Julen Lopetegui will look to his Morocco frontman to continue his form since the turn of the year against the unrecognisable German outfit
Sevilla vs Borussia Dortmund was meant to be one of the tighter last 16 Champions League ties when the draws were made in Nyon, but both sides’ run of results since mid-December suggests the Spaniards are currently clear favourites on paper to make it through to the quarter-finals.
The ascent of Youssef En-Nesyri since the backend of 2020 somewhat typifies the change in the mood in Seville with the Morocco striker netting nine La Liga goals in that period to take his league tally to 13 in only 14 starts.
The suddenness of the North African running riot in front of goal hasn’t only seen him supplant Luuk de Jong as the club’s principal number nine but also become one of Spain’s sharpshooters. After a slow start to 2020/21, En-Nesyri finds himself competing with Luis Suarez (16) and Lionel Messi (15) for the Pichichi, a trophy awarded to the division’s top scorer.
He’s averaging a goal every 104 minutes in league football, currently better than the Argentina marvel (112) but significantly below the resurgent Suarez’s strike rate of a goal every 86 minutes. The 23-year-old’s 33 percent conversion rate is only outdone by two players who have 10 goals or higher and sufficiently trumps Messi’s 18 percent conversion rate.
Indeed, the turnaround in luck and current importance to Julen Lopetegui’s side can’t be underestimated.
Having stayed put following links away from the club in January, the Andalusians will hope to be beneficiaries of that decision as they look to prove their capabilities in Europe’s premier club competition. The Europa League kings have only ever gone beyond the first knockout round of the tournament once in 17/18, incidentally their last appearance in the CL before this campaign.

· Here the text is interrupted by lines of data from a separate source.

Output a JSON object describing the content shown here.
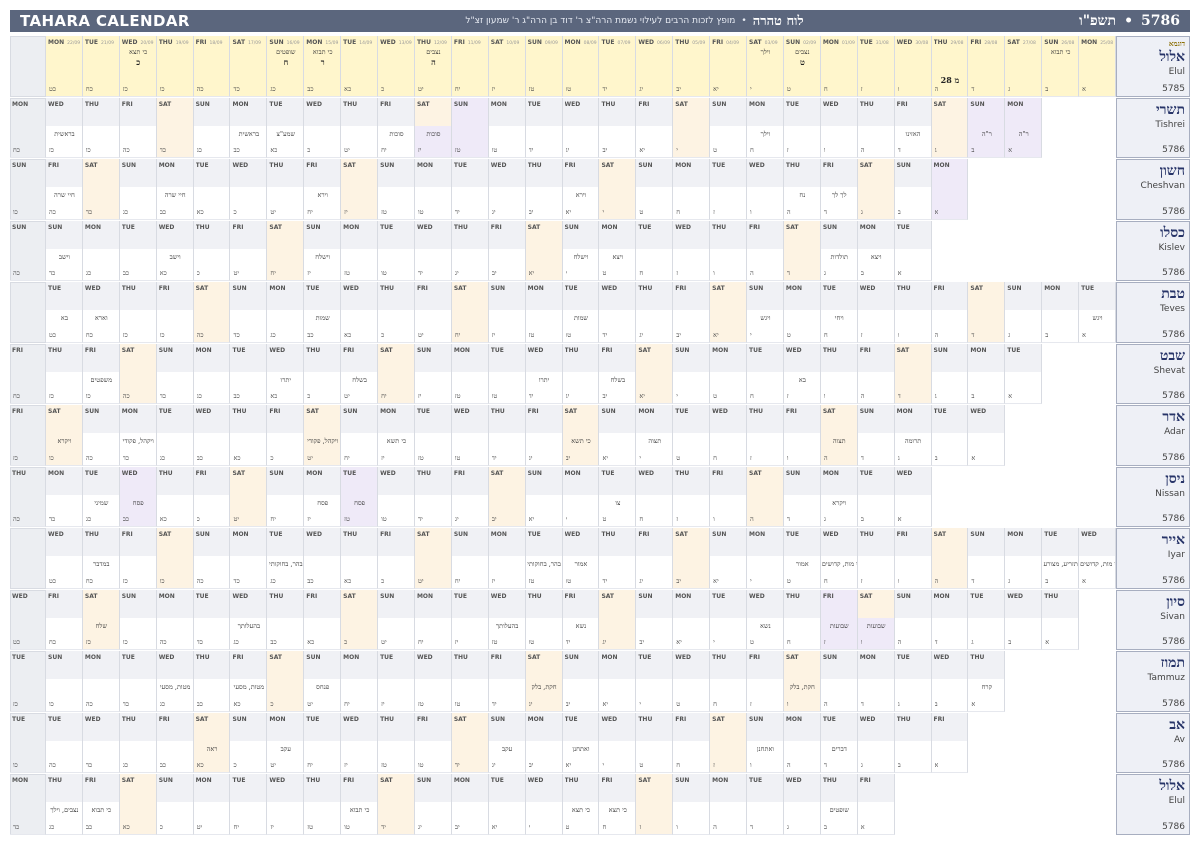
{
  "header": {
    "title": "TAHARA CALENDAR",
    "sub_title": "לוח טהרה",
    "dedication": "מופץ לזכות הרבים לעילוי נשמת הרה\"צ ר' דוד בן הרה\"ג ר' שמעון זצ\"ל",
    "year_num": "5786",
    "year_heb": "תשפ\"ו"
  },
  "sample_tag": "דוגמא",
  "sample_day_label": "28 מ",
  "colors": {
    "sat": "#fdf3e3",
    "fri": "#ffffff",
    "rh": "#efeaf8",
    "sample": "#fff6cc",
    "head": "#f0f1f5"
  },
  "months": [
    {
      "heb": "אלול",
      "eng": "Elul",
      "year": "5785",
      "start": 0,
      "length": 29,
      "sample": true,
      "parsha": {
        "26": "כי תצא",
        "22": "שופטים",
        "21": "כי תבוא",
        "18": "נצבים",
        "1": "כי תבוא",
        "8": "נצבים",
        "9": "וילך"
      },
      "special": {
        "8": "ט",
        "18": "ה",
        "21": "ר",
        "22": "ח",
        "26": "כ"
      }
    },
    {
      "heb": "תשרי",
      "eng": "Tishrei",
      "year": "5786",
      "start": 2,
      "length": 30,
      "parsha": {
        "0": "ר\"ה",
        "1": "ר\"ה",
        "3": "האזינו",
        "7": "וילך",
        "16": "סוכות",
        "17": "סוכות",
        "20": "שמע\"צ",
        "21": "בראשית",
        "26": "בראשית",
        "28": "נח"
      },
      "rh": [
        0,
        1,
        15,
        16,
        29
      ]
    },
    {
      "heb": "חשון",
      "eng": "Cheshvan",
      "year": "5786",
      "start": 4,
      "length": 29,
      "parsha": {
        "3": "לך לך",
        "4": "נח",
        "10": "וירא",
        "17": "וירא",
        "24": "חיי שרה",
        "29": "תולדות",
        "21": "חיי שרה"
      },
      "rh": [
        0
      ]
    },
    {
      "heb": "כסלו",
      "eng": "Kislev",
      "year": "5786",
      "start": 5,
      "length": 30,
      "parsha": {
        "1": "ויצא",
        "2": "תולדות",
        "8": "ויצא",
        "9": "וישלח",
        "16": "וישלח",
        "20": "וישב",
        "23": "וישב",
        "24": "מקץ",
        "29": "מקץ"
      },
      "rh": []
    },
    {
      "heb": "טבת",
      "eng": "Teves",
      "year": "5786",
      "start": 0,
      "length": 29,
      "parsha": {
        "0": "ויגש",
        "7": "ויחי",
        "9": "ויגש",
        "14": "שמות",
        "21": "שמות",
        "27": "וארא",
        "28": "בא"
      },
      "rh": []
    },
    {
      "heb": "שבט",
      "eng": "Shevat",
      "year": "5786",
      "start": 2,
      "length": 30,
      "parsha": {
        "6": "בא",
        "11": "בשלח",
        "18": "בשלח",
        "13": "יתרו",
        "20": "יתרו",
        "25": "משפטים",
        "27": "משפטים",
        "29": "תרומה"
      },
      "rh": []
    },
    {
      "heb": "אדר",
      "eng": "Adar",
      "year": "5786",
      "start": 3,
      "length": 29,
      "parsha": {
        "2": "תרומה",
        "4": "תצוה",
        "9": "תצוה",
        "11": "כי תשא",
        "16": "כי תשא",
        "18": "ויקהל, פקודי",
        "23": "ויקהל, פקודי",
        "25": "ויקרא"
      },
      "rh": []
    },
    {
      "heb": "ניסן",
      "eng": "Nissan",
      "year": "5786",
      "start": 5,
      "length": 30,
      "parsha": {
        "2": "ויקרא",
        "8": "צו",
        "15": "פסח",
        "16": "פסח",
        "21": "פסח",
        "22": "שמיני",
        "24": "שמיני",
        "26": "תזריע, מצורע"
      },
      "rh": [
        15,
        21
      ]
    },
    {
      "heb": "אייר",
      "eng": "Iyar",
      "year": "5786",
      "start": 0,
      "length": 29,
      "parsha": {
        "0": "אחרי מות, קדושים",
        "1": "תזריע, מצורע",
        "7": "אחרי מות, קדושים",
        "8": "אמור",
        "14": "אמור",
        "15": "בהר, בחוקותי",
        "22": "בהר, בחוקותי",
        "27": "במדבר",
        "29": "במדבר"
      },
      "rh": []
    },
    {
      "heb": "סיון",
      "eng": "Sivan",
      "year": "5786",
      "start": 1,
      "length": 30,
      "parsha": {
        "5": "שבועות",
        "6": "שבועות",
        "8": "נשא",
        "13": "נשא",
        "15": "בהעלותך",
        "22": "בהעלותך",
        "26": "שלח",
        "29": "קרח"
      },
      "rh": [
        5,
        6
      ]
    },
    {
      "heb": "תמוז",
      "eng": "Tammuz",
      "year": "5786",
      "start": 3,
      "length": 29,
      "parsha": {
        "0": "קרח",
        "5": "חקת, בלק",
        "12": "חקת, בלק",
        "18": "פנחס",
        "20": "מטות, מסעי",
        "22": "מטות, מסעי",
        "27": "דברים"
      },
      "rh": []
    },
    {
      "heb": "אב",
      "eng": "Av",
      "year": "5786",
      "start": 4,
      "length": 30,
      "parsha": {
        "3": "דברים",
        "5": "ואתחנן",
        "10": "ואתחנן",
        "12": "עקב",
        "18": "עקב",
        "20": "ראה",
        "26": "ראה",
        "29": "שופטים"
      },
      "rh": []
    },
    {
      "heb": "אלול",
      "eng": "Elul",
      "year": "5786",
      "start": 6,
      "length": 29,
      "parsha": {
        "1": "שופטים",
        "7": "כי תצא",
        "8": "כי תצא",
        "14": "כי תבוא",
        "21": "כי תבוא",
        "22": "נצבים, וילך",
        "28": "נצבים, וילך"
      },
      "rh": []
    }
  ],
  "sample_greg": {
    "days": [
      "25/08",
      "26/08",
      "27/08",
      "28/08",
      "29/08",
      "30/08",
      "31/08",
      "01/09",
      "02/09",
      "03/09",
      "04/09",
      "05/09",
      "06/09",
      "07/09",
      "08/09",
      "09/09",
      "10/09",
      "11/09",
      "12/09",
      "13/09",
      "14/09",
      "15/09",
      "16/09",
      "17/09",
      "18/09",
      "19/09",
      "20/09",
      "21/09",
      "22/09"
    ]
  },
  "dows": [
    "MON",
    "TUE",
    "WED",
    "THU",
    "FRI",
    "SAT",
    "SUN"
  ],
  "hebnums": [
    "א",
    "ב",
    "ג",
    "ד",
    "ה",
    "ו",
    "ז",
    "ח",
    "ט",
    "י",
    "יא",
    "יב",
    "יג",
    "יד",
    "טו",
    "טז",
    "יז",
    "יח",
    "יט",
    "כ",
    "כא",
    "כב",
    "כג",
    "כד",
    "כה",
    "כו",
    "כז",
    "כח",
    "כט",
    "ל"
  ]
}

In that season, they defeated Manchester United to make history after exiting at that stage on three previous occasions. Against an ailing Dortmund side, Lopetegui’s troops will back themselves to take advantage of the ongoing malaise in North Rhine-Westphalia.

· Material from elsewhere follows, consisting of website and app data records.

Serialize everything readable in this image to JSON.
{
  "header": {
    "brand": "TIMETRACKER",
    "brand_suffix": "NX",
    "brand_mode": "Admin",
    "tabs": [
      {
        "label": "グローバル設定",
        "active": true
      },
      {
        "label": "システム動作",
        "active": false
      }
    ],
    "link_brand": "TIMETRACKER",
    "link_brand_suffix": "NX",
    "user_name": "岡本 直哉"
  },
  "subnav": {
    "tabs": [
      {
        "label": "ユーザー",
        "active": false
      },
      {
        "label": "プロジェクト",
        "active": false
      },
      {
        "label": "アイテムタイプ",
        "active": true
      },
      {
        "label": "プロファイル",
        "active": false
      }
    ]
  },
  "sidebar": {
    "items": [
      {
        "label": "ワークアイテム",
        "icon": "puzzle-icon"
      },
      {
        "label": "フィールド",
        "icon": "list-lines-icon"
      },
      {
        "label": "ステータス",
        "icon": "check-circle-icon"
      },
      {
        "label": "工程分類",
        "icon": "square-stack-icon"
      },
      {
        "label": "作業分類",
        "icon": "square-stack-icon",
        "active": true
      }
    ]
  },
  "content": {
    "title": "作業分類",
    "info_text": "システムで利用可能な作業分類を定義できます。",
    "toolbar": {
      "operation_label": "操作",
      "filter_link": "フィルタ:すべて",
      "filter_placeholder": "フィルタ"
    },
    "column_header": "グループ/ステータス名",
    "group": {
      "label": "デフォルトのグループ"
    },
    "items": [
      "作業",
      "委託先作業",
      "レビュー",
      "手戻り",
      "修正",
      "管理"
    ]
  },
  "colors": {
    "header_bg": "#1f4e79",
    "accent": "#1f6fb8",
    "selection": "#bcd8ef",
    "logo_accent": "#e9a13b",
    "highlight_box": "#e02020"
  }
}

BVB are in danger of missing out on Champions League qualification for the first time since 2014/15 when they finished seventh in Jurgen Klopp’s final season. The present situation, however, can’t be compared with the state of the side about seven years ago in which BVB faced a genuine threat of relegation before fighting back in the second half of the campaign to end two points outside any European spot.
Despite the contrasting conditions, one win in their last five Bundesliga games is far from ideal going into the tie against a Sevilla side that is currently one of the form teams in Europe’s top five leagues.

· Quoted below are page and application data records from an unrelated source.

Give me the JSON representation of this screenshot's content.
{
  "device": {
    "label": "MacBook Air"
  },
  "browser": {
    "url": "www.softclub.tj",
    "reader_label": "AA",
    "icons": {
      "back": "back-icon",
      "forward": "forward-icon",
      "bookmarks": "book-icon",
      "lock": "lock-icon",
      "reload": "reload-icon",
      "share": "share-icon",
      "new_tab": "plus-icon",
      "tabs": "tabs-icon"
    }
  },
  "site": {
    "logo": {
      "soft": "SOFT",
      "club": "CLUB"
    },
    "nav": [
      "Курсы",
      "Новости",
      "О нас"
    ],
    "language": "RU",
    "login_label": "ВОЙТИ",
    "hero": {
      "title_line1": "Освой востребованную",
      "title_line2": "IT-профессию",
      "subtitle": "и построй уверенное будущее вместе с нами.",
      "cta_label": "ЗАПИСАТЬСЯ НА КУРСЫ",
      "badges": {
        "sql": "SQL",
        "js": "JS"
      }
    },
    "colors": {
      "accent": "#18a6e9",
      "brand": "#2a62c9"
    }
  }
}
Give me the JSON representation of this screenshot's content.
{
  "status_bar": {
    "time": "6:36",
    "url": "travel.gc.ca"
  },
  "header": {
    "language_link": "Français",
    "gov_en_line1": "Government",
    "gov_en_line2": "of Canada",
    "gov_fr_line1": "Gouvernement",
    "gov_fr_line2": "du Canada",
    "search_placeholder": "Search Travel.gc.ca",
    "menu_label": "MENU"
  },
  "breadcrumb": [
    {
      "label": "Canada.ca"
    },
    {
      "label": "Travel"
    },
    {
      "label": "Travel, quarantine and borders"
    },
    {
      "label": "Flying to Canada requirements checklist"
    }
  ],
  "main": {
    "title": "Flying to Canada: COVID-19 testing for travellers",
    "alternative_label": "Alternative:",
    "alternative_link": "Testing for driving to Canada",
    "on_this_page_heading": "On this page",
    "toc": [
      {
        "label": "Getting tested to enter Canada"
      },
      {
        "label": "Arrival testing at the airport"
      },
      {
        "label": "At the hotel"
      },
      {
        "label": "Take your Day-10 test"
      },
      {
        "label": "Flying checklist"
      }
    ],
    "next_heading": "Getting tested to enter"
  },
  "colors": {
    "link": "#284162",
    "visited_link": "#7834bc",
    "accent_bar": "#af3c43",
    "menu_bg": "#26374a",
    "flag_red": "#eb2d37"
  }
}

The Spanish outfit have racked up eight straight wins in all competitions, with five of their triumphs coming in La Liga.
Only Alaves have managed to breach Los Nervionenses in that time whose run of domestic wins is matched only by Pep Guardiola’s Manchester City and Barcelona, a side they beat 2-0 in last week’s Copa del Rey 2-0 success.
Overcoming a difficult start to the campaign where observers felt the Seville club won’t kick on from winning their sixth Europa League crown has been pleasing to see, still, doubts over their Champions League expertise persist.
On paper, they’re facing Dortmund at the best moment owing to the German side’s underperformance in attack and tendency to allow soft goals from nothing. The latter, in particular, reveals Die Borussen have conceded 31 times from expected goals of 23.9 which interestingly ranks as the third-best xGA in the Bundesliga this term.
Be that as it may, the reality tells a different tale as the hapless BVB have let in 11 goals in their last five matches under interim boss Edin Terzic, an average of just over two goals a game. It’s an imperfection Lopetegui will hope his side exploits on Wednesday night and in the reverse fixture as they ultimately seek progress into the quarters.
The onus will be on En-Nesyri to take advantage of a low-on-confidence backline that’s been leaky recently as the hosts seek to reap rewards from their wing play which yielded results in the group stage. Six of Sevilla’s nine goals came about either from direct crosses into the box or being first to the second ball following a dangerous delivery from the flanks.
Lopetegui’s side averaged more crosses per game than any side in the opening six games of the competition, with their Moroccan forward a beneficiary on two occasions: pouncing from close range against Krasnodar to score the winner after Ivan Rakitic’s wicked delivery came back off the post and heading home from Oscar Rodríguez’s cross in the comfortable 3-1 win at Rennes in gameweek six.
Fascinatingly, Dortmund rank sixth-bottom for aerial duels won per 90 in the Champions League this term while only three teams in this season’s competition outdo the Spanish side’s average aerial tussles won in the group stage.
Unquestionably, the form book favours Lopetegui’s men who seem primed to exploit BVB’s weaknesses. In En-Nesyri, Sevilla have the ideal fox in the box to punish the German side as they look to demonstrate their current superiority and finally make a mark in Europe’s hallowed club competition.